- the setting of two letters closer together than is usual by removing space between them.
Origin of kerning
- a part of the face of a type projecting beyond the body or shank, as in certain italic letters.
- to form or furnish with a kern, as a type or letter.
- to remove a portion of space between (adjacent letters) in preparation for printing.
Origin of kern1
1675–85; < French carne corner of type ≪ Latin cardin- (stem of cardō) hinge
- (of a tree or plant) to produce or form kernels, hard grain, or seed.
- to cause to granulate, especially to granulate salt.
- to cover with crystalline grains of salt; salt (meat).
- Obsolete. a kernel, as of a nut; a grain, as of sand or wheat.
Origin of kern4
1275–1325; Middle English kirnen, kerne (v.); akin to kirnelen to develop into seed; see kernel
Dictionary.com Unabridged Based on the Random House Unabridged Dictionary, © Random House, Inc. 2018
Examples from the Web for kerning
Suddenly you can hold forth about leading and kerning and other esoteric aspects of typesetting.Instagram App Deepens Class Warfare Between Apple and Android Smartphones
April 6, 2012
- printing the adjustment of space between the letters of words to improve the appearance of text matter

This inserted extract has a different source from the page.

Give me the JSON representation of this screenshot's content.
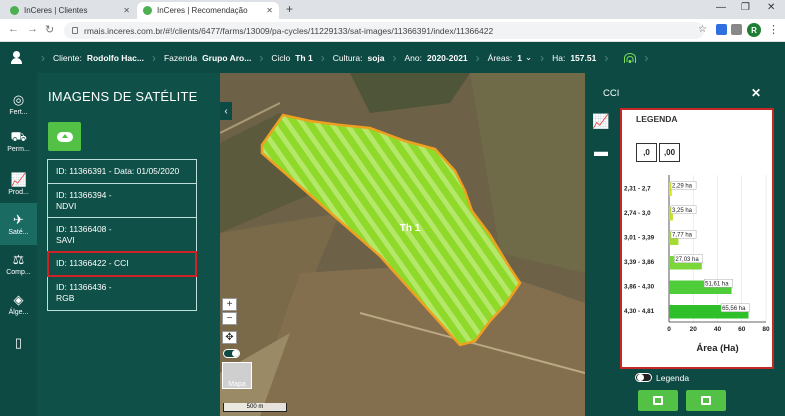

- the part of the character on a piece of printer's type that projects beyond the body
- (tr) to furnish (a typeface) with a kern
C17: from French carne corner of type, projecting angle, ultimately from Latin cardō hinge
- a lightly armed foot soldier in medieval Ireland or Scotland
- a troop of such soldiers
- archaic a loutish peasant
C14: from Middle Irish cethern band of foot soldiers, from cath battle
- engineering the central area of a wall, column, etc, through which all compressive forces pass
from German Kern core, heart
- Jerome (David). 1885–1945, US composer of musical comedies, esp Show Boat (1927)
Word Origin and History for kerning
1680s, "part of a metal type projecting beyond the body," as the head of an -f- or the tail of a -j-, from French carne "projecting angle, quill of a pen," from Latin cardinem "hinge."
Online Etymology Dictionary, © 2010 Douglas Harper